- **EXERCISE OBJECTIVE**:
Search the records below for the string "Attention" and copy each line where it turns up.

THE RECORDS below:

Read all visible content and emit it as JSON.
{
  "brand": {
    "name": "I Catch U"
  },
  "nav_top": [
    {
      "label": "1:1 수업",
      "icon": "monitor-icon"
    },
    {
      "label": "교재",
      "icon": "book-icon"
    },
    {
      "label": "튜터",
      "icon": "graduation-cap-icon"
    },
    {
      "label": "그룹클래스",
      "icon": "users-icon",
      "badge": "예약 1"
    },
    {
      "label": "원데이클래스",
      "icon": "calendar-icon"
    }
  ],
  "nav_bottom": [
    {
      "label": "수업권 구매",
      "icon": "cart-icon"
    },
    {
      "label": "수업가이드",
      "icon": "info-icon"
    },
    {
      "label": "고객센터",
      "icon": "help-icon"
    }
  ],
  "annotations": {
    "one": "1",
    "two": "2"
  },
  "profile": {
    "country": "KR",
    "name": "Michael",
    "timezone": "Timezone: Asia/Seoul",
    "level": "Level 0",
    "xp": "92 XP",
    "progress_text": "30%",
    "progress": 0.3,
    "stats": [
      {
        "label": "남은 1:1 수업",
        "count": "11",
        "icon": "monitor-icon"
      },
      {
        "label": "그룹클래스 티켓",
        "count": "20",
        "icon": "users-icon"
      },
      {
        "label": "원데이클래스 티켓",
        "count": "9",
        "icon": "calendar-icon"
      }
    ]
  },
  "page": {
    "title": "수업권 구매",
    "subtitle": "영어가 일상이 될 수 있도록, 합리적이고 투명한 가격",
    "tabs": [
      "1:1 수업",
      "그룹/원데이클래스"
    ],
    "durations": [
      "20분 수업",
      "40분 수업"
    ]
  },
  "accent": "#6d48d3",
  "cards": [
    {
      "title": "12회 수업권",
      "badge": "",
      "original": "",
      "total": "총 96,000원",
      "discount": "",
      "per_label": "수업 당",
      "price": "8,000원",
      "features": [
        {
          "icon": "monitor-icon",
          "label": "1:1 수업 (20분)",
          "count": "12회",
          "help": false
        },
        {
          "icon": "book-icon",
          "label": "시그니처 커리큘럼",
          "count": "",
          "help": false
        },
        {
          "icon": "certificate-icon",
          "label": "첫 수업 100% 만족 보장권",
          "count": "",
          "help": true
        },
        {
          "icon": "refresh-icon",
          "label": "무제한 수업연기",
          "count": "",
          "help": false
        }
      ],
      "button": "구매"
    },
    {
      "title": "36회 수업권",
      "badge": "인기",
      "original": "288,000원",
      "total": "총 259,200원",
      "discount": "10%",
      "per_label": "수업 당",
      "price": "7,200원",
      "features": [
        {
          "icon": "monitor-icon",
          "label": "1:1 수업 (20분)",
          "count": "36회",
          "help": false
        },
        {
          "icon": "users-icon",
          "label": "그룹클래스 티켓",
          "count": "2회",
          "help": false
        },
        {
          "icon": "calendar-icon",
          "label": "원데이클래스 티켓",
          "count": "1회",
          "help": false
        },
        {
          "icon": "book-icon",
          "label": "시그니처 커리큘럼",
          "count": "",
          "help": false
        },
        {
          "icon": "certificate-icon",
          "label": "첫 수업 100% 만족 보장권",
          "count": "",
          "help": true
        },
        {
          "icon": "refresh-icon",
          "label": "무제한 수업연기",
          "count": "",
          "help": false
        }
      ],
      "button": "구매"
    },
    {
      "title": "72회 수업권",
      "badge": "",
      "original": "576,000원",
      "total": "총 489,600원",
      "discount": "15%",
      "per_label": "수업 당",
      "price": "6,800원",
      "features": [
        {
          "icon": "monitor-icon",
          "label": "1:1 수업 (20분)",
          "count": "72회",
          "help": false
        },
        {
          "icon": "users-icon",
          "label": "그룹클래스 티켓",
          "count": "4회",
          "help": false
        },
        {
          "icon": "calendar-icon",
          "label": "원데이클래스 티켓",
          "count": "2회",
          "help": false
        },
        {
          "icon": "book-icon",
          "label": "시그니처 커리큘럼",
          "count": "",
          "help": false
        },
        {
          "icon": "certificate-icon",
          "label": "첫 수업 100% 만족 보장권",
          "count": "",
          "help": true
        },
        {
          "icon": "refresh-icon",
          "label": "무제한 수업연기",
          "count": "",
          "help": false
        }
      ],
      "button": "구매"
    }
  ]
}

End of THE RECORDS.
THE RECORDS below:

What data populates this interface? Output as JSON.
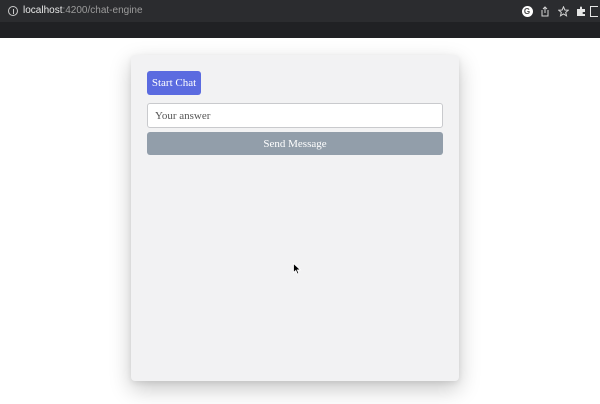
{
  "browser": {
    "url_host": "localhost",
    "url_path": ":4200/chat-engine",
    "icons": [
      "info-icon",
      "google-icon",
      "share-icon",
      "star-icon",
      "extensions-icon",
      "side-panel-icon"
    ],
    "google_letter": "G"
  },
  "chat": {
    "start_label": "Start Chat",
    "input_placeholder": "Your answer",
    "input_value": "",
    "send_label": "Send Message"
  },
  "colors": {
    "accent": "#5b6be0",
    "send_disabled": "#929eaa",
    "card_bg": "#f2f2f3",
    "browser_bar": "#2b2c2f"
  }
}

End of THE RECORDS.
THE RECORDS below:

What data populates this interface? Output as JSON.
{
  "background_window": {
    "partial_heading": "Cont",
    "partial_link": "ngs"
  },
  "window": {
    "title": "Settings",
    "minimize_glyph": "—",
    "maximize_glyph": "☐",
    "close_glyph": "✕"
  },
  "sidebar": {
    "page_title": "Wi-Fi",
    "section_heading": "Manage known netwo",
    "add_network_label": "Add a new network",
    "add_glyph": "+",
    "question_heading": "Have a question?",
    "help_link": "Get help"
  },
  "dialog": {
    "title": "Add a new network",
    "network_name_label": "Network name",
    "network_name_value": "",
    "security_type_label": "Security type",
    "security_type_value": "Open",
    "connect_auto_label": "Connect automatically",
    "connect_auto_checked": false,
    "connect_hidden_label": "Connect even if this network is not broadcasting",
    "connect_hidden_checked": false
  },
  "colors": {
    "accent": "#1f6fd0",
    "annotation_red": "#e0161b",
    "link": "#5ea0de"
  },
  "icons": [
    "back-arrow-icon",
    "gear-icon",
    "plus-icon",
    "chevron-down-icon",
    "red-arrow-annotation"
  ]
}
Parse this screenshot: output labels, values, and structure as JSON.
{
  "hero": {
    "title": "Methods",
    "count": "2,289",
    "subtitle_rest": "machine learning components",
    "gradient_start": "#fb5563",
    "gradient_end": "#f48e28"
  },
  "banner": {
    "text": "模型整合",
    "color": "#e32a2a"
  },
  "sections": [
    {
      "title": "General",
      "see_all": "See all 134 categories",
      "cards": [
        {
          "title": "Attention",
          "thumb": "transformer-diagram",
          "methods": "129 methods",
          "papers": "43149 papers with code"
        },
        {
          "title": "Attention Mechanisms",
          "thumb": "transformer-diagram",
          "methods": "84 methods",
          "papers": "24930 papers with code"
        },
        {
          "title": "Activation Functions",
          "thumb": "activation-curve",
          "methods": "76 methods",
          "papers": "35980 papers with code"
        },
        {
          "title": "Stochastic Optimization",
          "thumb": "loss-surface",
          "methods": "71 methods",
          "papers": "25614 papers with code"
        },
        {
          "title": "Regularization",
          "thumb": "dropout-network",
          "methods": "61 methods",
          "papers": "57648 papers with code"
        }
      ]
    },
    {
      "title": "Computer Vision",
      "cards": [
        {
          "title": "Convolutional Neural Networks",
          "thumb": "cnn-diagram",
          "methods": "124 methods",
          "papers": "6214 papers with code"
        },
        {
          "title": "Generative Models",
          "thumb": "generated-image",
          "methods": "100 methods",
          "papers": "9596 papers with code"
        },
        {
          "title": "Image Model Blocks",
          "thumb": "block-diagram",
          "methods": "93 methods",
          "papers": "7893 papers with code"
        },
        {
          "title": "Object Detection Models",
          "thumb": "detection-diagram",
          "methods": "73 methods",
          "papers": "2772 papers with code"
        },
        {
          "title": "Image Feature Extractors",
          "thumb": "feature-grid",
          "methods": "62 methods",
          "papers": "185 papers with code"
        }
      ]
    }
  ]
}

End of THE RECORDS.

- **EXPECTED OUTPUT**:
          "title": "Attention",
          "title": "Attention Mechanisms",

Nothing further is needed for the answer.